Your creative credits include working on cover art as well as working for Marvel, Panini, Titan, and 2000AD . Can you please tell us about the process of making your work We want to know a little about the significance and scope of your work. How do you make your work? Are there particular tools/materials/software/technology that you use? Is there a connection between your process and your artwork’s message?
The significance of my art rages from science fiction with helpful slices of surrealism and Afrofuturism, different themes and concepts are interwoven in my art. In the early days of my career I used to use a Airbrush to create my art, the piece began with the idea and a lot of sketches, when I’m satisfied with the drawing I redraw it on a larger scale on line board capable of taking masking film low tack semi transparent film. When the drawing is finished I start airbrushing, spraying and re-masking areas until the piece is finished. Nowadays I shifted into digital art at the time the programs were not up to scratch, photoshop kept on crashing and my computer wasn’t powerful enough in those early days, many upgrades later I was given a program called Fractal Design Painter and this program unlocked my talents with the app having a digitising tablet was essential. Things were going good until one Apple update rendered my Wacom tablet useless and I changed and got into vector art using Adobe illustrator.
With your long career as a digital artists you have seen creative technologies come and go, what is one creative resource can you not live without?

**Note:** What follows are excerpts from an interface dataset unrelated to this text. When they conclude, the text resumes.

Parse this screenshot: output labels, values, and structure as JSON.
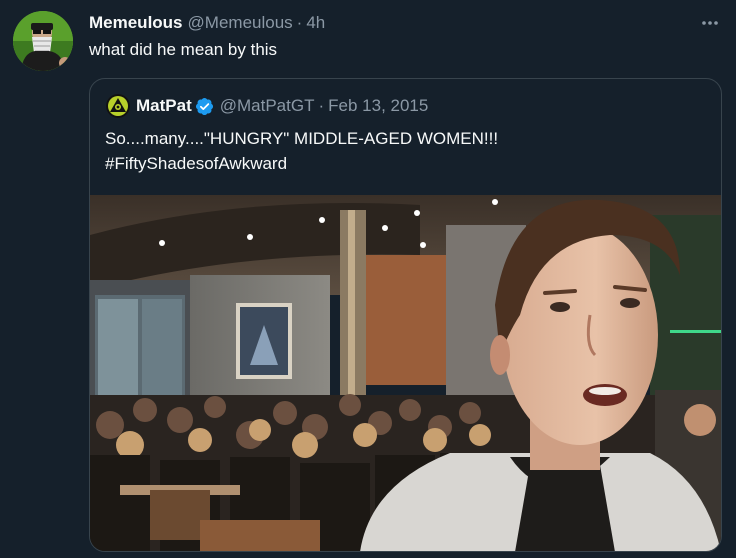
{
  "tweet": {
    "display_name": "Memeulous",
    "handle": "@Memeulous",
    "separator": "·",
    "time": "4h",
    "text": "what did he mean by this",
    "more_label": "•••"
  },
  "quote": {
    "display_name": "MatPat",
    "handle": "@MatPatGT",
    "separator": "·",
    "date": "Feb 13, 2015",
    "text_line1": "So....many....\"HUNGRY\" MIDDLE-AGED WOMEN!!!",
    "text_line2": "#FiftyShadesofAwkward"
  },
  "colors": {
    "background": "#15202b",
    "text_primary": "#f7f9f9",
    "text_secondary": "#8b98a5",
    "border": "#38444d",
    "verified": "#1d9bf0"
  },
  "icons": {
    "more": "more-horizontal-icon",
    "verified": "verified-badge-icon"
  }
}
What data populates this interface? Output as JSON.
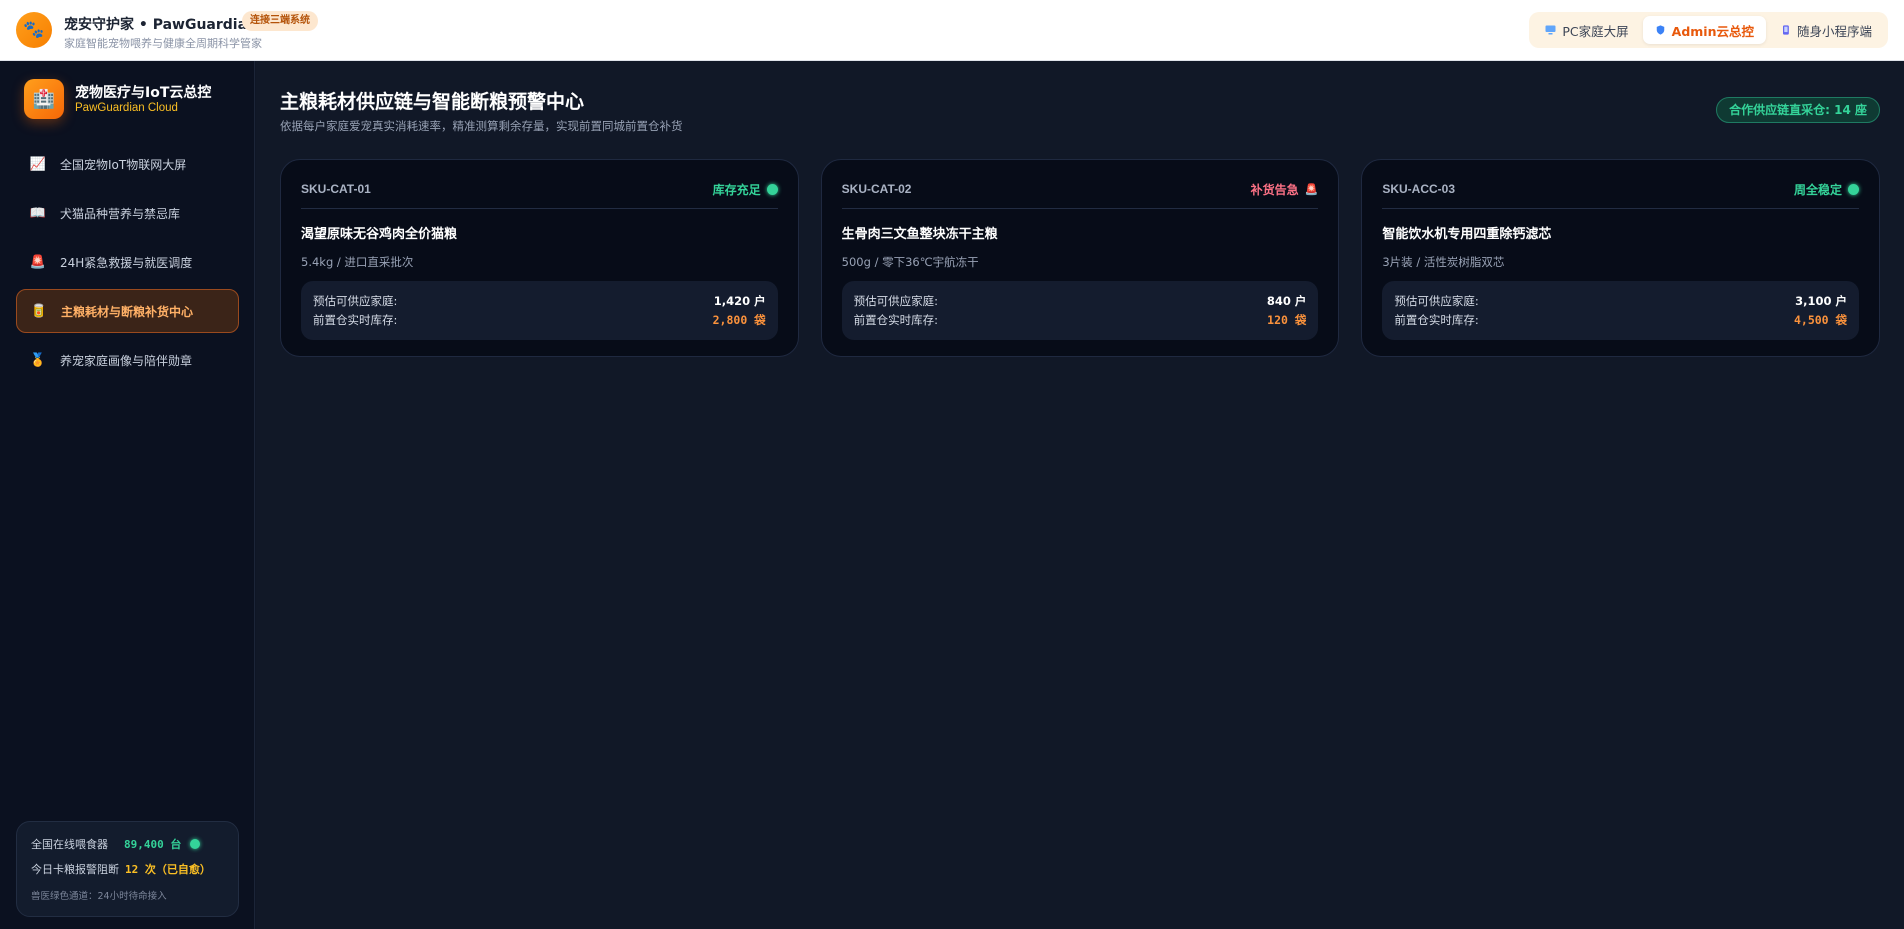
{
  "header": {
    "logo_icon": "paw-icon",
    "title": "宠安守护家 • PawGuardian",
    "badge": "连接三端系统",
    "subtitle": "家庭智能宠物喂养与健康全周期科学管家",
    "switcher": [
      {
        "icon": "monitor-icon",
        "label": "PC家庭大屏",
        "active": false
      },
      {
        "icon": "shield-icon",
        "label": "Admin云总控",
        "active": true
      },
      {
        "icon": "phone-icon",
        "label": "随身小程序端",
        "active": false
      }
    ]
  },
  "sidebar": {
    "logo_icon": "medical-kit-icon",
    "title": "宠物医疗与IoT云总控",
    "subtitle": "PawGuardian Cloud",
    "items": [
      {
        "icon": "chart-icon",
        "label": "全国宠物IoT物联网大屏",
        "active": false
      },
      {
        "icon": "book-icon",
        "label": "犬猫品种营养与禁忌库",
        "active": false
      },
      {
        "icon": "siren-icon",
        "label": "24H紧急救援与就医调度",
        "active": false
      },
      {
        "icon": "food-can-icon",
        "label": "主粮耗材与断粮补货中心",
        "active": true
      },
      {
        "icon": "medal-icon",
        "label": "养宠家庭画像与陪伴勋章",
        "active": false
      }
    ],
    "stats": {
      "feeders_label": "全国在线喂食器",
      "feeders_value": "89,400 台",
      "jams_label": "今日卡粮报警阻断",
      "jams_value": "12 次（已自愈）",
      "note": "兽医绿色通道：24小时待命接入"
    }
  },
  "main": {
    "title": "主粮耗材供应链与智能断粮预警中心",
    "subtitle": "依据每户家庭爱宠真实消耗速率，精准测算剩余存量，实现前置同城前置仓补货",
    "supply_pill": "合作供应链直采仓: 14 座",
    "cards": [
      {
        "sku": "SKU-CAT-01",
        "status": "库存充足",
        "status_type": "ok",
        "product": "渴望原味无谷鸡肉全价猫粮",
        "spec": "5.4kg / 进口直采批次",
        "households_label": "预估可供应家庭:",
        "households_value": "1,420 户",
        "stock_label": "前置仓实时库存:",
        "stock_value": "2,800 袋"
      },
      {
        "sku": "SKU-CAT-02",
        "status": "补货告急",
        "status_type": "warn",
        "product": "生骨肉三文鱼整块冻干主粮",
        "spec": "500g / 零下36℃宇航冻干",
        "households_label": "预估可供应家庭:",
        "households_value": "840 户",
        "stock_label": "前置仓实时库存:",
        "stock_value": "120 袋"
      },
      {
        "sku": "SKU-ACC-03",
        "status": "周全稳定",
        "status_type": "ok",
        "product": "智能饮水机专用四重除钙滤芯",
        "spec": "3片装 / 活性炭树脂双芯",
        "households_label": "预估可供应家庭:",
        "households_value": "3,100 户",
        "stock_label": "前置仓实时库存:",
        "stock_value": "4,500 袋"
      }
    ]
  },
  "colors": {
    "accent_orange": "#f76707",
    "ok_green": "#34d399",
    "warn_red": "#fb7185",
    "stock_orange": "#fb923c"
  }
}
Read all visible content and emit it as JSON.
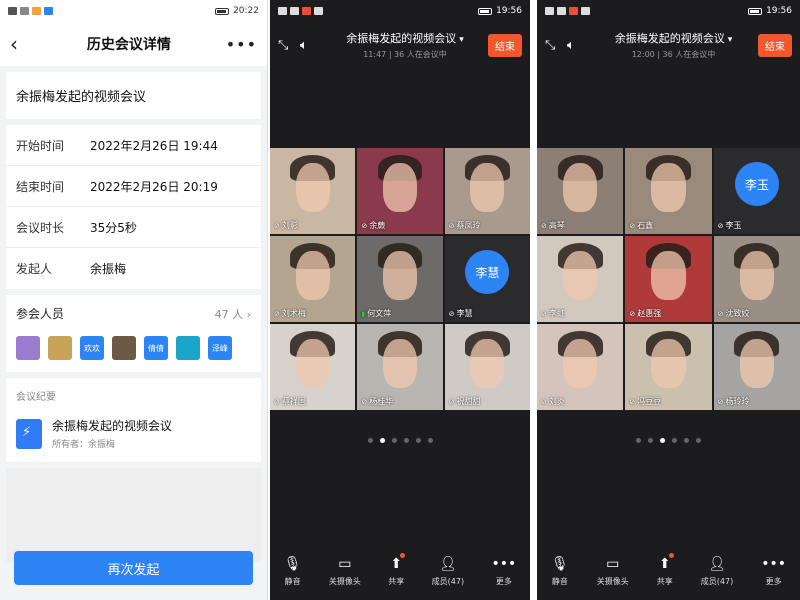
{
  "screen1": {
    "statusbar": {
      "time": "20:22"
    },
    "header": {
      "back_icon": "back-arrow-icon",
      "title": "历史会议详情",
      "more_icon": "more-icon"
    },
    "topic": "余振梅发起的视频会议",
    "details": [
      {
        "key": "开始时间",
        "value": "2022年2月26日 19:44"
      },
      {
        "key": "结束时间",
        "value": "2022年2月26日 20:19"
      },
      {
        "key": "会议时长",
        "value": "35分5秒"
      },
      {
        "key": "发起人",
        "value": "余振梅"
      }
    ],
    "participants": {
      "label": "参会人员",
      "count": "47 人",
      "avatars": [
        {
          "text": "",
          "color": "#9b7bd0"
        },
        {
          "text": "",
          "color": "#c8a35a"
        },
        {
          "text": "欢欢",
          "color": "#2d84f5"
        },
        {
          "text": "",
          "color": "#6b5a44"
        },
        {
          "text": "倩倩",
          "color": "#2d84f5"
        },
        {
          "text": "",
          "color": "#1aa6c9"
        },
        {
          "text": "泽峰",
          "color": "#2d84f5"
        }
      ]
    },
    "summary": {
      "label": "会议纪要",
      "doc_icon": "doc-icon",
      "title": "余振梅发起的视频会议",
      "owner": "所有者：余振梅"
    },
    "restart_button": "再次发起"
  },
  "meetings": [
    {
      "statusbar": {
        "time": "19:56"
      },
      "title": "余振梅发起的视频会议",
      "subtitle": "11:47 | 36 人在会议中",
      "end_button": "结束",
      "tiles": [
        {
          "name": "刘影",
          "avatar": "",
          "bg": "#c9b6a3",
          "mic_on": false
        },
        {
          "name": "余蕨",
          "avatar": "",
          "bg": "#8a3a4a",
          "mic_on": false
        },
        {
          "name": "蔡凤玲",
          "avatar": "",
          "bg": "#a89a8c",
          "mic_on": false
        },
        {
          "name": "刘术梅",
          "avatar": "",
          "bg": "#b4a590",
          "mic_on": false
        },
        {
          "name": "何文萍",
          "avatar": "",
          "bg": "#6d6a6a",
          "mic_on": true
        },
        {
          "name": "李慧",
          "avatar": "李慧",
          "bg": "#2b2b2d",
          "mic_on": false
        },
        {
          "name": "蔡祥国",
          "avatar": "",
          "bg": "#d8d2cc",
          "mic_on": false
        },
        {
          "name": "杨桂华",
          "avatar": "",
          "bg": "#b8b4b0",
          "mic_on": false
        },
        {
          "name": "祝甜甜",
          "avatar": "",
          "bg": "#cfcac6",
          "mic_on": false
        }
      ],
      "page_dots": 6,
      "active_dot": 1,
      "toolbar": [
        {
          "icon": "mic-icon",
          "label": "静音",
          "badge": false
        },
        {
          "icon": "camera-icon",
          "label": "关摄像头",
          "badge": false
        },
        {
          "icon": "share-screen-icon",
          "label": "共享",
          "badge": true
        },
        {
          "icon": "members-icon",
          "label": "成员(47)",
          "badge": false
        },
        {
          "icon": "more-icon",
          "label": "更多",
          "badge": false
        }
      ]
    },
    {
      "statusbar": {
        "time": "19:56"
      },
      "title": "余振梅发起的视频会议",
      "subtitle": "12:00 | 36 人在会议中",
      "end_button": "结束",
      "tiles": [
        {
          "name": "高琴",
          "avatar": "",
          "bg": "#8c7f76",
          "mic_on": false
        },
        {
          "name": "石鑫",
          "avatar": "",
          "bg": "#9a8a7c",
          "mic_on": false
        },
        {
          "name": "李玉",
          "avatar": "李玉",
          "bg": "#2b2b2d",
          "mic_on": false
        },
        {
          "name": "李虹",
          "avatar": "",
          "bg": "#d2c8be",
          "mic_on": false
        },
        {
          "name": "赵惠强",
          "avatar": "",
          "bg": "#b03a3a",
          "mic_on": false
        },
        {
          "name": "沈致姣",
          "avatar": "",
          "bg": "#9a8f85",
          "mic_on": false
        },
        {
          "name": "刘炎",
          "avatar": "",
          "bg": "#d4c4bc",
          "mic_on": false
        },
        {
          "name": "冯豆豆",
          "avatar": "",
          "bg": "#cbbfae",
          "mic_on": false
        },
        {
          "name": "杨玲玲",
          "avatar": "",
          "bg": "#a6a4a2",
          "mic_on": false
        }
      ],
      "page_dots": 6,
      "active_dot": 2,
      "toolbar": [
        {
          "icon": "mic-icon",
          "label": "静音",
          "badge": false
        },
        {
          "icon": "camera-icon",
          "label": "关摄像头",
          "badge": false
        },
        {
          "icon": "share-screen-icon",
          "label": "共享",
          "badge": true
        },
        {
          "icon": "members-icon",
          "label": "成员(47)",
          "badge": false
        },
        {
          "icon": "more-icon",
          "label": "更多",
          "badge": false
        }
      ]
    }
  ]
}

The resource I can’t live without is a working copy of Adobe illustrator, it is versatile beyond words and it’s great in my art the creation of logos signage and other things to print, the beauty is found in the fact that the art is scalable and if doesn’t rely on resolution. The other resource is my imagination.
You describe yourself as the “Salvador Dali of rave art” Can you describe the evolution of your artistic style? (Have you always made art with this unique vision or what was your turning point into recognising this style was your authentic “you”?)
The tagline Salvador Dali of rave art was given to me nearly 30 years ago by a fan of my art in a letter he wrote to the manager of Kickin Records were I did many records for . My art as I would put it is ever evolving, what I did 20 years ago is mainly different to what I do now the threads of my past works is carried within the newer pieces, technology science heritage and the feeling within my works of different possible futures.
Do you think African culture affects your work? How so?
Yes I do there is so much cultural heritage there to draw from and aspects of this comes out in my work. I have a description, “My art is as colourful as African fabric “.
Who/what inspires you?
I’m inspired by a many things one being the future, at heart I am a futurist. Love nature and science, history art and visuals, not to mention animation.
What piece of advice would you give to young aspiring African digital artists?
Keep creating turn over every stone experiment keep pushing on, and when your working with clients get a proportion of your fee up front.
Any current projects you can talk about? What is your ultimate dream project that you canʼt wait to work on, or be a part of someday?
I’m working on a few projects one being NFT based and five illustrations i’malso coming up with ideas for a future exhibition. I would love to design something for one of the Starwars or even StarTrek franchises.
Lastly, Where is your favorite place to work? Please share a photo.
Love working in my sitting room at time surrounded by my art and reference books
No comments yet. Be the first one to leave a thought.